in a .S'cumuun opinion column. Festival Theatre general manager Paul lles stated that Edinburgh's theatres need to sell an extra 3()().()()() seats annually to head off the crisis. but cautioned that any ‘crisis' should be kept in perspective: ‘()ne must not overstate what is still a minority activity; on any evening of the year there are still more people in prison

than in Britain's professional theatres.‘ Interval drinks are rather harder to come by in Saughton. however.

Who knows. maybe divine intervention will solve the problem by removing one of Edinburgh‘s excess theatres from the equation. A runaway Chinese satellite is heading earthwards and threatens to crash—land somewhere in Scotland after breaking out of its orbit. Chinese satellites have a bit of a reputation for breaking down. apparently. and the worry is that this one's parachute won’t open. The satellite. which passes over Scotland five times daily. is expected to arrive sometime today (Thursday) in a bizarre forrn of Russian roulette.
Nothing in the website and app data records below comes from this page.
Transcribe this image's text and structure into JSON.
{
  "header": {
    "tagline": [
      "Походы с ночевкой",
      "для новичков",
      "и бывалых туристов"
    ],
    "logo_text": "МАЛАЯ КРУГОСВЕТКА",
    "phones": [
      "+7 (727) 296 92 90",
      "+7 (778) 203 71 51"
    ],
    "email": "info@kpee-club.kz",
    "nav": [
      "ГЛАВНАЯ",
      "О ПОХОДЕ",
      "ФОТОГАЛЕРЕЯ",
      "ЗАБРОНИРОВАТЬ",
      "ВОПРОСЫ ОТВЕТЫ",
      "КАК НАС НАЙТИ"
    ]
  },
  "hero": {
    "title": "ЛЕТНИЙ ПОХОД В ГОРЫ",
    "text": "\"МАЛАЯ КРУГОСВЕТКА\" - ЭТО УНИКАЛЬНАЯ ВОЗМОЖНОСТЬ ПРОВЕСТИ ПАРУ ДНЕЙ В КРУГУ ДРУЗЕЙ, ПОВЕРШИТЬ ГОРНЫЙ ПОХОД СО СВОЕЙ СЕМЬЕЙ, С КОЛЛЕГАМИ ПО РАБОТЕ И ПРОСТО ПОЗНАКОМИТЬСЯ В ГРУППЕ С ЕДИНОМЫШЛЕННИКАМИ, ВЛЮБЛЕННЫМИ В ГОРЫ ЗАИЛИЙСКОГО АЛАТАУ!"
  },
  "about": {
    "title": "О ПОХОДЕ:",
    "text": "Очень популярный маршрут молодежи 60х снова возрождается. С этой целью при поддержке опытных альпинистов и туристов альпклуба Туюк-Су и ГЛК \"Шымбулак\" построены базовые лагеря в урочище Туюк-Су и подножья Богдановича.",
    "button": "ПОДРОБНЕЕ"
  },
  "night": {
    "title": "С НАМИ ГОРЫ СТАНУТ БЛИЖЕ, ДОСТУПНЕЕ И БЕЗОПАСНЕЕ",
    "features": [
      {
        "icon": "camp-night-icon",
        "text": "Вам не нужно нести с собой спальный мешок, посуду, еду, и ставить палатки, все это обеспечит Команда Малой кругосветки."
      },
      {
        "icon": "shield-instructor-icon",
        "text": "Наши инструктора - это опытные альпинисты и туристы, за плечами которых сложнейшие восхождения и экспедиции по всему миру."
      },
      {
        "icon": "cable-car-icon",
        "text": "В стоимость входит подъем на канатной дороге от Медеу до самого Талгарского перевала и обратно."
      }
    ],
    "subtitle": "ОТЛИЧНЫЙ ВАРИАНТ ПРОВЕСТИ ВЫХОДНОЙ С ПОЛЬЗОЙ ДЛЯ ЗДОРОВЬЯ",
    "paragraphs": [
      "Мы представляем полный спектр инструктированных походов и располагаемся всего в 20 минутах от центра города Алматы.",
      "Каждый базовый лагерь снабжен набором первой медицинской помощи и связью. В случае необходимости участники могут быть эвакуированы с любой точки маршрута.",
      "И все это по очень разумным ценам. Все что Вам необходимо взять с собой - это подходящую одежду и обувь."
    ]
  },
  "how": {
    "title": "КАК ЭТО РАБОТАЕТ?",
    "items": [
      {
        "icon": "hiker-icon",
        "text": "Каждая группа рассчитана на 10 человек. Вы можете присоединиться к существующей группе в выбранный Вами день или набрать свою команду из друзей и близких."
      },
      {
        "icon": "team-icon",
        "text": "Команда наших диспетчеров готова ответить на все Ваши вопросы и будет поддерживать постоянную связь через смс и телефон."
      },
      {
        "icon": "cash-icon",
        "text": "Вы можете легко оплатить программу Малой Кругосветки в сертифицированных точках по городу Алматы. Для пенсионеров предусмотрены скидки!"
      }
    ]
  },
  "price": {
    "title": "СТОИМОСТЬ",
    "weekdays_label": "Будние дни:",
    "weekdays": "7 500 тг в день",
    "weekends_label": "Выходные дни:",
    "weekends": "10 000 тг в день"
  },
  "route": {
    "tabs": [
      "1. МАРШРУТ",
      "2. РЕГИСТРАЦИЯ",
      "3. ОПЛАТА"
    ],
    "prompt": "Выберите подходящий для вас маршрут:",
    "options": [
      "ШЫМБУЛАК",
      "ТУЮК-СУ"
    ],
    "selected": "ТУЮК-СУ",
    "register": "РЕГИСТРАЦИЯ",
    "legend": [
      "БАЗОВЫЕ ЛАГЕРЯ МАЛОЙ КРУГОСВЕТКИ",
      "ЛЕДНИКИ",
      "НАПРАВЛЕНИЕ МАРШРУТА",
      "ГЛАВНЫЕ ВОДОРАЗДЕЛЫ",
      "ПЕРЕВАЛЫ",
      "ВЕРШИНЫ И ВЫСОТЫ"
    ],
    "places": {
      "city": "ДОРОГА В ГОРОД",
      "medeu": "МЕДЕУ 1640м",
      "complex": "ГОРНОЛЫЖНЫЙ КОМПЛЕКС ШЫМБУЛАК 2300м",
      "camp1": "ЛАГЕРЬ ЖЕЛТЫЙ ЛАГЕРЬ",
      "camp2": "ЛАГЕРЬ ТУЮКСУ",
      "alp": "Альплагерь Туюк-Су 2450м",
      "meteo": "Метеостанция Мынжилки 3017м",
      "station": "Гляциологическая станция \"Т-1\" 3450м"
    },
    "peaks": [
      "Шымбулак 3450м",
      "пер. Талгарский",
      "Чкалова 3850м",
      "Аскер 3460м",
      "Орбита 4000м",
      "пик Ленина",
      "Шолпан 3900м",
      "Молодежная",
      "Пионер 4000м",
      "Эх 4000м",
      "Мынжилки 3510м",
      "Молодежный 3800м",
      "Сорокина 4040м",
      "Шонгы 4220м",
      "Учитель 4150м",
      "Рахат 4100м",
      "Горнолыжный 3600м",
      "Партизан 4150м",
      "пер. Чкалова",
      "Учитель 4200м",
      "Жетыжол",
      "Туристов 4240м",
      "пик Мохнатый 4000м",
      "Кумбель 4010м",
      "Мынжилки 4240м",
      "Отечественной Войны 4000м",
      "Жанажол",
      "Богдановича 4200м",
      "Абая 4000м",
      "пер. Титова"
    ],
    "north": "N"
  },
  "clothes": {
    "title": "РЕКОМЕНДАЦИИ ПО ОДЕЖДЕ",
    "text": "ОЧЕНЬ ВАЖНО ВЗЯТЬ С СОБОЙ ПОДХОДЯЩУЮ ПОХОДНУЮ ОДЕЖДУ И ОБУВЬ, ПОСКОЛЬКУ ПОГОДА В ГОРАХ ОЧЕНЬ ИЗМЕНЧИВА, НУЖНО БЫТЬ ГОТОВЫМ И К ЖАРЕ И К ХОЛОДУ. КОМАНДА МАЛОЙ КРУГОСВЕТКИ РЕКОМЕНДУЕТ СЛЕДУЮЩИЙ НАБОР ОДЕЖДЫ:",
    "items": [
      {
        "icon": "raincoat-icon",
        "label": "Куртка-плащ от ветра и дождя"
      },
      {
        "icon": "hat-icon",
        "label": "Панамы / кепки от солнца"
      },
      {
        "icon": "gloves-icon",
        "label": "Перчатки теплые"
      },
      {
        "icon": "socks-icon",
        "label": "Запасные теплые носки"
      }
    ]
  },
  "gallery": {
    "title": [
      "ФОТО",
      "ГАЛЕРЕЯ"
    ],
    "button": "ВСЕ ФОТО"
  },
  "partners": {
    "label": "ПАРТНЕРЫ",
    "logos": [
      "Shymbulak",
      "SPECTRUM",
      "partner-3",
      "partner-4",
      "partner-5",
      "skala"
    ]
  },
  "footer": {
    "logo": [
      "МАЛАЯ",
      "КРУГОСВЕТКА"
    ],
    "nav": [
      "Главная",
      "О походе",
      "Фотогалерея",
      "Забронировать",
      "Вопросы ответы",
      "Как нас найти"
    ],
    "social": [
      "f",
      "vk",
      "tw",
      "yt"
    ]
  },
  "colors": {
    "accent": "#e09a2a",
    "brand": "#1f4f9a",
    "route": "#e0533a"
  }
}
Fortunately the Scottish Office is ‘monitoring the situation' there. doesn‘t that make you rest easier? (Eddie Gibb)

The List 8-21 Mar 1996 5